Weaving, Mary Burns
First of Three Pieces
In the early 1800’s majestic white pines with diameters to 7’ graced the lake country of what would become north-central Wisconsin. In this pre-settlement period white pines dominated the uplands surrounding these lakes. In the late 1800’s loggers cut most of the original white pine in the area. Portions of the cutover regenerated in sun loving species such as white birch. Now, more than 100 years after the logging era white pines have become reestablished once again.
Lakebed core samples were taken from Crystal Lake, an LTER lake, and analyzed for pollen: a compressed image of plant life over time. My project illustrates what the upland area around Crystal Lake may have looked like at different time periods: pre-settlement dominated by white pine; human impacts of logging; and transition species of white birch which would have come in after the logging and extensive wildfires.
I have hand-woven these pieces on my jacquard loom. The base material in the pieces is cotton thread, slightly heavier than sewing thread. I can control each individual warp thread on the loom giving me artistic flexibility usually not found in weaving.
Fiber Art, Bonnie Peterson
Ice Phenology, 12" H x 28" W
Embroidery on silk, and velvet.
The duration of annual ice cover on Madison, WI's Lake Mendota is graphed next to a definition of the term phenology.
Text: Phenology is the study of the timing of natural events. Phenological records provide comparisons between years and among geographic regions. Examples include the date of emergence of leaves and flowers, the first appearance of migratory birds. Because many such phenomena are very sensitive to small variations in climate, especially temperature, phenological records can be a useful proxy for temperature in historical study of climate change.
Photograph, Jeff Richter
A Walk Intro the Unknown
In a world that grows more complex by the minute, we seek answers to big issues in black and white. We want to identify a culprit to blame and a hero to believe in. Reality suggests that issues as complex as climate change are best described in shades of grey.
With this image, I hope to suggest shades of grey. It’s a photo of a mostly mature red pine forest near my home in northern Wisconsin. Here, red pines are a species at risk to warming temperatures. We frequently overlook importance of upland forests to our water resources.

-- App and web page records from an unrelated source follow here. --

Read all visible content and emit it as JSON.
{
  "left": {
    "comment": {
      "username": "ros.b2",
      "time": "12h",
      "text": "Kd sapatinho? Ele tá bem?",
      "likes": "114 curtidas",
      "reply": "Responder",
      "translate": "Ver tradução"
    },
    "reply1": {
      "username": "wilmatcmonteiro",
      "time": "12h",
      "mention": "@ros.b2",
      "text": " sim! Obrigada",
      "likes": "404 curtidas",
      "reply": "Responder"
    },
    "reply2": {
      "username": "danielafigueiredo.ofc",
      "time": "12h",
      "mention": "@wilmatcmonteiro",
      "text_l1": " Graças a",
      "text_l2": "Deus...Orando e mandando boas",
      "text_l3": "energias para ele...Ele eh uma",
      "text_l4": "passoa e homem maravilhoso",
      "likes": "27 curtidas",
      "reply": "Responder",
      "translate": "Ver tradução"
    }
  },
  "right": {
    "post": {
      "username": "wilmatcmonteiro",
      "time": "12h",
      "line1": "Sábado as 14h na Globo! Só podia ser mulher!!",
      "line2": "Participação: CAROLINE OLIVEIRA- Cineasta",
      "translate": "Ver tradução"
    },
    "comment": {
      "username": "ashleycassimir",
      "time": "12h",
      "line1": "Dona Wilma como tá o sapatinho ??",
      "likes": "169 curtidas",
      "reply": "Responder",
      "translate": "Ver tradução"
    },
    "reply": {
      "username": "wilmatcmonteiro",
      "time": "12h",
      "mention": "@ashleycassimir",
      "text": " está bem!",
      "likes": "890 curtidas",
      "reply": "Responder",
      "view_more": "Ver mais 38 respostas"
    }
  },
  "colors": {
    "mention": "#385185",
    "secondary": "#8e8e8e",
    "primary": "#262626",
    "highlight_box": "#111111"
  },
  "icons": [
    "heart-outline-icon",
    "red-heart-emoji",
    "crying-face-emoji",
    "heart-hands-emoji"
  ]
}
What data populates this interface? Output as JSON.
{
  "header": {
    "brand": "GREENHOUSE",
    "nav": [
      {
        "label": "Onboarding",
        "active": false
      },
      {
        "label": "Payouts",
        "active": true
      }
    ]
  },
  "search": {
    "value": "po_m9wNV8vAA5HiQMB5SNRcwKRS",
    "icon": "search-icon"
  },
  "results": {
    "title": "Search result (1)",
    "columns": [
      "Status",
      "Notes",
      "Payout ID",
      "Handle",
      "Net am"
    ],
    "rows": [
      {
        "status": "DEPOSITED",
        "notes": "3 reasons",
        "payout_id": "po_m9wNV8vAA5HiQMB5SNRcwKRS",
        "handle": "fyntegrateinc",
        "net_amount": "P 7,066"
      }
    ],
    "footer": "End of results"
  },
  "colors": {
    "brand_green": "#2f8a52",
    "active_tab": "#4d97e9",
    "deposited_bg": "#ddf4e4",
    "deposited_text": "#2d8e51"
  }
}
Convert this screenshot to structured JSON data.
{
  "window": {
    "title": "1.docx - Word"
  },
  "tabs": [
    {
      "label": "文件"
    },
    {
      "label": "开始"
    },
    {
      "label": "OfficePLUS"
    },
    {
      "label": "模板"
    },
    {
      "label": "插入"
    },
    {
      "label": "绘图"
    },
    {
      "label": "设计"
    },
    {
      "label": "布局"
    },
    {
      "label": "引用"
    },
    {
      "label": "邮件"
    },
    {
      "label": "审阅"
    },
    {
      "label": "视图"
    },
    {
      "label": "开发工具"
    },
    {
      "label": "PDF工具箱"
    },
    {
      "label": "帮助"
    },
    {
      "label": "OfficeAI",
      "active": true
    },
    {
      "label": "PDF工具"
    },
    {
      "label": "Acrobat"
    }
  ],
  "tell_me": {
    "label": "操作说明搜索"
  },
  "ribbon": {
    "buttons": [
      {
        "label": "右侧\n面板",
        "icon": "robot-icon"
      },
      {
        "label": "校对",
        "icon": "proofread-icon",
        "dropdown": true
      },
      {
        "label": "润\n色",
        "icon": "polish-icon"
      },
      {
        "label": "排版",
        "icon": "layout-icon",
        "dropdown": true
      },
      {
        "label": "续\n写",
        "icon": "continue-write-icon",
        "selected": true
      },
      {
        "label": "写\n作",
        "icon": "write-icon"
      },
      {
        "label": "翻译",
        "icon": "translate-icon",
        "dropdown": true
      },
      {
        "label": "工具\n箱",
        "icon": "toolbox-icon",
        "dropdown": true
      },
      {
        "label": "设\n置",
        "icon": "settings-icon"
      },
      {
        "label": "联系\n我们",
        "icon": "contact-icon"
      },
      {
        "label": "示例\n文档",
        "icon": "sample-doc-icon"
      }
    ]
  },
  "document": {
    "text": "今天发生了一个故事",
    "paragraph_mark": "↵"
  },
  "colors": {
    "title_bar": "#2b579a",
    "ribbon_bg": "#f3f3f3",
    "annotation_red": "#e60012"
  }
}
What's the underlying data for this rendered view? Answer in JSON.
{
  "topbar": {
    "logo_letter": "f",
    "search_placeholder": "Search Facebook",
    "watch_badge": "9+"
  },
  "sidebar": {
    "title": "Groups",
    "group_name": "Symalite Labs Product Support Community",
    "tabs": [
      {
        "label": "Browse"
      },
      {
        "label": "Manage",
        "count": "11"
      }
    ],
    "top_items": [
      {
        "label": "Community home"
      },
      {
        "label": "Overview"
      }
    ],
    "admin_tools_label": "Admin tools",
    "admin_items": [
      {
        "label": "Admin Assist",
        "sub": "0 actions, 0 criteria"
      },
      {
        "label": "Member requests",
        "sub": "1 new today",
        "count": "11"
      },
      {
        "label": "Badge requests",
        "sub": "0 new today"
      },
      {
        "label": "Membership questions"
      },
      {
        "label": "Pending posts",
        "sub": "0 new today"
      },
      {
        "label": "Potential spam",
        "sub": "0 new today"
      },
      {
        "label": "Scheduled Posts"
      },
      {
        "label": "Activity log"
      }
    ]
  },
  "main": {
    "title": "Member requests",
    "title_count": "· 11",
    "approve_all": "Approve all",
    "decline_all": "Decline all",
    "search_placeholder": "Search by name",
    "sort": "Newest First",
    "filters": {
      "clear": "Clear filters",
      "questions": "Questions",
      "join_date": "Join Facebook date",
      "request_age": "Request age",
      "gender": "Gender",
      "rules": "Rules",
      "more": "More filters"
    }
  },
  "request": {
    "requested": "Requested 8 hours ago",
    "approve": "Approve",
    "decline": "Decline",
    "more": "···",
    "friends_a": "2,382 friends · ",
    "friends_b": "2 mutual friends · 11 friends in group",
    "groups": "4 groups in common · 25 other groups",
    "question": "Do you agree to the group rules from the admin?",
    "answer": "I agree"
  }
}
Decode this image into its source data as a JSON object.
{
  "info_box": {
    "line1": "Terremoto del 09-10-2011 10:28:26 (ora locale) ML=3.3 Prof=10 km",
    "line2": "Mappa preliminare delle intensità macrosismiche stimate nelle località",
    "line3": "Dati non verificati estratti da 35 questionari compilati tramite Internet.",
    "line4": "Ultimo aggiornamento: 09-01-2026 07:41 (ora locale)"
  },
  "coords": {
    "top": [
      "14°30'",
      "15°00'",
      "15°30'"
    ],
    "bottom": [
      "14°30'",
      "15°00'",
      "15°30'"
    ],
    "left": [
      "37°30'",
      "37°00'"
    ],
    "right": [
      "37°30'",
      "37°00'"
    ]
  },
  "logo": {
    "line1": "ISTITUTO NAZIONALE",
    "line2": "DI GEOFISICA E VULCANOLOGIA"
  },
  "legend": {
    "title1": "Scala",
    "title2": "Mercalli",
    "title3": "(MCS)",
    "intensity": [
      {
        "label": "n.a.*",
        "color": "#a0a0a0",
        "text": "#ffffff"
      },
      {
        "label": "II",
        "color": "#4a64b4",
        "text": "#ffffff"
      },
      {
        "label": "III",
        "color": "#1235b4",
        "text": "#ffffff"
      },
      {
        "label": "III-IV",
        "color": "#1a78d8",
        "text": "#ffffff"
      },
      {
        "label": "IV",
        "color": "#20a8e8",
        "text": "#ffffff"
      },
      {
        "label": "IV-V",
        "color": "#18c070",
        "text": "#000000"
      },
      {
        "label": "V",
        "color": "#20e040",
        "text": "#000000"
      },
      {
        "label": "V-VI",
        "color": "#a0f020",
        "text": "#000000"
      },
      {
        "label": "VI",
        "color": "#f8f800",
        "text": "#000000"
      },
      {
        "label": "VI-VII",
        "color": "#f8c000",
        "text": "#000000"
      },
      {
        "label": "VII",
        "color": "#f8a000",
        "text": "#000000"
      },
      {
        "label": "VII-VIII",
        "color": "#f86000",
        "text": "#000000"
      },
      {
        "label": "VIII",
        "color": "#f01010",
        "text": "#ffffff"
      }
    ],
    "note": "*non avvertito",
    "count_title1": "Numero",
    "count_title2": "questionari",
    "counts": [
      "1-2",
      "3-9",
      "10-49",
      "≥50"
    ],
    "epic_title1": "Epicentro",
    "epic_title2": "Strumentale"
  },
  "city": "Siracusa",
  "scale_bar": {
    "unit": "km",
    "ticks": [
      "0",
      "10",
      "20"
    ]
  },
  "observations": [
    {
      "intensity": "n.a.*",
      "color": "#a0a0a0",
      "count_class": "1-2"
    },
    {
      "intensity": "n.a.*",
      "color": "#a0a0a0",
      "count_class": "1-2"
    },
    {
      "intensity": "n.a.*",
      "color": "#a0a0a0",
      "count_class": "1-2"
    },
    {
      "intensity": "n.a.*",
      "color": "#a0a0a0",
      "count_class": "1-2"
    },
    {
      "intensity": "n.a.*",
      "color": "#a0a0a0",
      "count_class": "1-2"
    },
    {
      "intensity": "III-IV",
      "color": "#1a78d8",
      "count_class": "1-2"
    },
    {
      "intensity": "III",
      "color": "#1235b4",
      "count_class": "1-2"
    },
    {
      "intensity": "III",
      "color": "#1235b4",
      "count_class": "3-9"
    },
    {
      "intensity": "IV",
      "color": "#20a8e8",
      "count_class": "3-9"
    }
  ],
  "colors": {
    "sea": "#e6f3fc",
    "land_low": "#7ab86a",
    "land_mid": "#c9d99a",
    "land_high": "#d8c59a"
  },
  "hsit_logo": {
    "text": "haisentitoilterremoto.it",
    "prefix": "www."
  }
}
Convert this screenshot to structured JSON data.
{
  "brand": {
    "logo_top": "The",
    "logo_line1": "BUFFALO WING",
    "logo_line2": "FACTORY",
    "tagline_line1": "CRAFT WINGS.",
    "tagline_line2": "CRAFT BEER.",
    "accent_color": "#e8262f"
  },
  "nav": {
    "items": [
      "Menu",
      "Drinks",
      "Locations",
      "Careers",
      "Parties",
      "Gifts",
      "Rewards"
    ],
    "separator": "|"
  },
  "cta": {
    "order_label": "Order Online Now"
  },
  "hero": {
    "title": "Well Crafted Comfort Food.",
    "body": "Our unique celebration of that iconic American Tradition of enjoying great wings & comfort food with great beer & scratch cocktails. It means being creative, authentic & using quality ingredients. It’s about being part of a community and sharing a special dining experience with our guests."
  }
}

The road and fog suggest we are navigating into uncharted territory.
To those who still question climate change , I pose a simple question. What if you are wrong? Are you willing to gamble with the future of all the peoples of the earth in the name of skepticism. The clock is ticking.